▸ **DIRECTIONS FOR THIS TASK**
Omit the pictures, then write out every entry exactly as it reads.

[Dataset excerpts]
"""

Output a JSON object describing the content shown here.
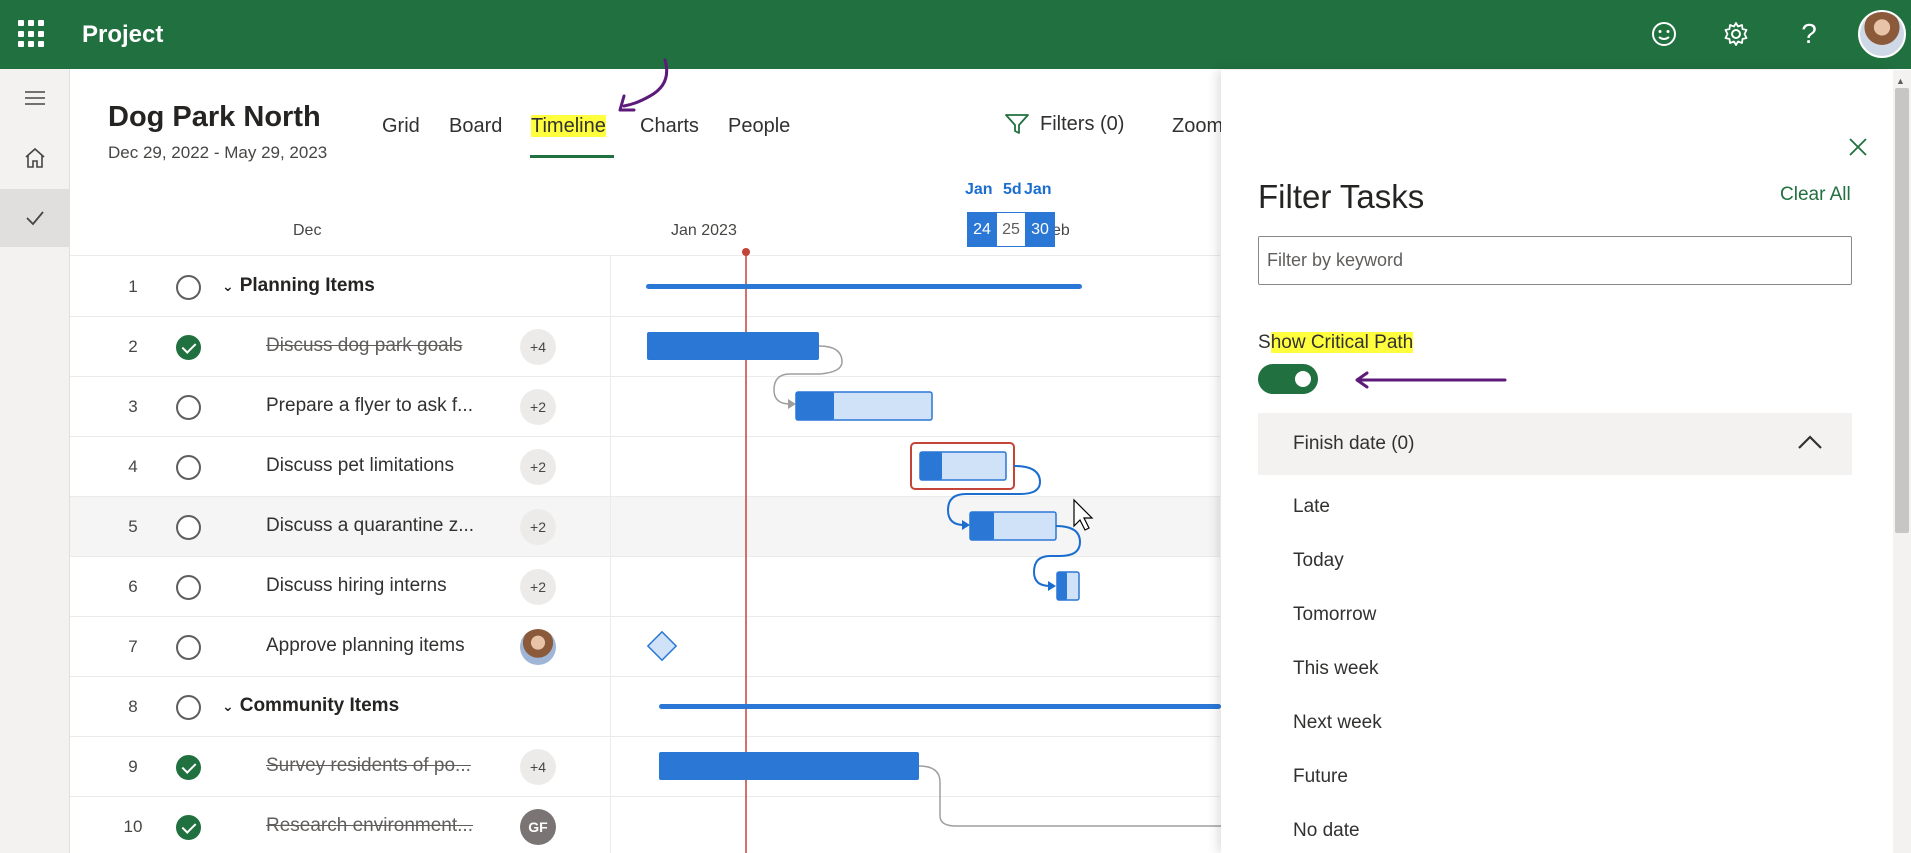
{
  "app": {
    "title": "Project"
  },
  "topbar": {
    "feedback_icon": "smiley-icon",
    "settings_icon": "gear-icon",
    "help_icon": "question-icon",
    "help_glyph": "?"
  },
  "project": {
    "title": "Dog Park North",
    "dates": "Dec 29, 2022 - May 29, 2023"
  },
  "tabs": [
    {
      "label": "Grid"
    },
    {
      "label": "Board"
    },
    {
      "label": "Timeline",
      "active": true
    },
    {
      "label": "Charts"
    },
    {
      "label": "People"
    }
  ],
  "toolbar": {
    "filters_label": "Filters (0)",
    "zoom_label": "Zoom"
  },
  "timeline": {
    "months": [
      "Dec",
      "Jan 2023",
      "eb"
    ],
    "marker_labels": {
      "jan_left": "Jan",
      "span": "5d",
      "jan_right": "Jan"
    },
    "date_chips": [
      "24",
      "25",
      "30"
    ]
  },
  "tasks": [
    {
      "num": "1",
      "name": "Planning Items",
      "group": true,
      "done": false,
      "badge": ""
    },
    {
      "num": "2",
      "name": "Discuss dog park goals",
      "group": false,
      "done": true,
      "badge": "+4"
    },
    {
      "num": "3",
      "name": "Prepare a flyer to ask f...",
      "group": false,
      "done": false,
      "badge": "+2"
    },
    {
      "num": "4",
      "name": "Discuss pet limitations",
      "group": false,
      "done": false,
      "badge": "+2"
    },
    {
      "num": "5",
      "name": "Discuss a quarantine z...",
      "group": false,
      "done": false,
      "badge": "+2"
    },
    {
      "num": "6",
      "name": "Discuss hiring interns",
      "group": false,
      "done": false,
      "badge": "+2"
    },
    {
      "num": "7",
      "name": "Approve planning items",
      "group": false,
      "done": false,
      "badge": ""
    },
    {
      "num": "8",
      "name": "Community Items",
      "group": true,
      "done": false,
      "badge": ""
    },
    {
      "num": "9",
      "name": "Survey residents of po...",
      "group": false,
      "done": true,
      "badge": "+4"
    },
    {
      "num": "10",
      "name": "Research environment...",
      "group": false,
      "done": true,
      "badge": "GF"
    }
  ],
  "filter_panel": {
    "title": "Filter Tasks",
    "clear_all": "Clear All",
    "keyword_placeholder": "Filter by keyword",
    "critical_path_label_prefix": "S",
    "critical_path_label_rest": "how Critical Path",
    "critical_path_on": true,
    "section_title": "Finish date (0)",
    "options": [
      "Late",
      "Today",
      "Tomorrow",
      "This week",
      "Next week",
      "Future",
      "No date"
    ]
  },
  "colors": {
    "brand_green": "#21703f",
    "bar_blue": "#2b77d6",
    "bar_light": "#cfe2f8",
    "highlight": "#ffff3d",
    "annotation_purple": "#5c1a7a",
    "today_line": "#c4443a"
  }
}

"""

▸ **WRITTEN SOLUTION**
Output a JSON object describing the content shown here.
{
  "app": {
    "title": "Project"
  },
  "topbar": {
    "feedback_icon": "smiley-icon",
    "settings_icon": "gear-icon",
    "help_icon": "question-icon",
    "help_glyph": "?"
  },
  "project": {
    "title": "Dog Park North",
    "dates": "Dec 29, 2022 - May 29, 2023"
  },
  "tabs": [
    {
      "label": "Grid"
    },
    {
      "label": "Board"
    },
    {
      "label": "Timeline",
      "active": true
    },
    {
      "label": "Charts"
    },
    {
      "label": "People"
    }
  ],
  "toolbar": {
    "filters_label": "Filters (0)",
    "zoom_label": "Zoom"
  },
  "timeline": {
    "months": [
      "Dec",
      "Jan 2023",
      "eb"
    ],
    "marker_labels": {
      "jan_left": "Jan",
      "span": "5d",
      "jan_right": "Jan"
    },
    "date_chips": [
      "24",
      "25",
      "30"
    ]
  },
  "tasks": [
    {
      "num": "1",
      "name": "Planning Items",
      "group": true,
      "done": false,
      "badge": ""
    },
    {
      "num": "2",
      "name": "Discuss dog park goals",
      "group": false,
      "done": true,
      "badge": "+4"
    },
    {
      "num": "3",
      "name": "Prepare a flyer to ask f...",
      "group": false,
      "done": false,
      "badge": "+2"
    },
    {
      "num": "4",
      "name": "Discuss pet limitations",
      "group": false,
      "done": false,
      "badge": "+2"
    },
    {
      "num": "5",
      "name": "Discuss a quarantine z...",
      "group": false,
      "done": false,
      "badge": "+2"
    },
    {
      "num": "6",
      "name": "Discuss hiring interns",
      "group": false,
      "done": false,
      "badge": "+2"
    },
    {
      "num": "7",
      "name": "Approve planning items",
      "group": false,
      "done": false,
      "badge": ""
    },
    {
      "num": "8",
      "name": "Community Items",
      "group": true,
      "done": false,
      "badge": ""
    },
    {
      "num": "9",
      "name": "Survey residents of po...",
      "group": false,
      "done": true,
      "badge": "+4"
    },
    {
      "num": "10",
      "name": "Research environment...",
      "group": false,
      "done": true,
      "badge": "GF"
    }
  ],
  "filter_panel": {
    "title": "Filter Tasks",
    "clear_all": "Clear All",
    "keyword_placeholder": "Filter by keyword",
    "critical_path_label_prefix": "S",
    "critical_path_label_rest": "how Critical Path",
    "critical_path_on": true,
    "section_title": "Finish date (0)",
    "options": [
      "Late",
      "Today",
      "Tomorrow",
      "This week",
      "Next week",
      "Future",
      "No date"
    ]
  },
  "colors": {
    "brand_green": "#21703f",
    "bar_blue": "#2b77d6",
    "bar_light": "#cfe2f8",
    "highlight": "#ffff3d",
    "annotation_purple": "#5c1a7a",
    "today_line": "#c4443a"
  }
}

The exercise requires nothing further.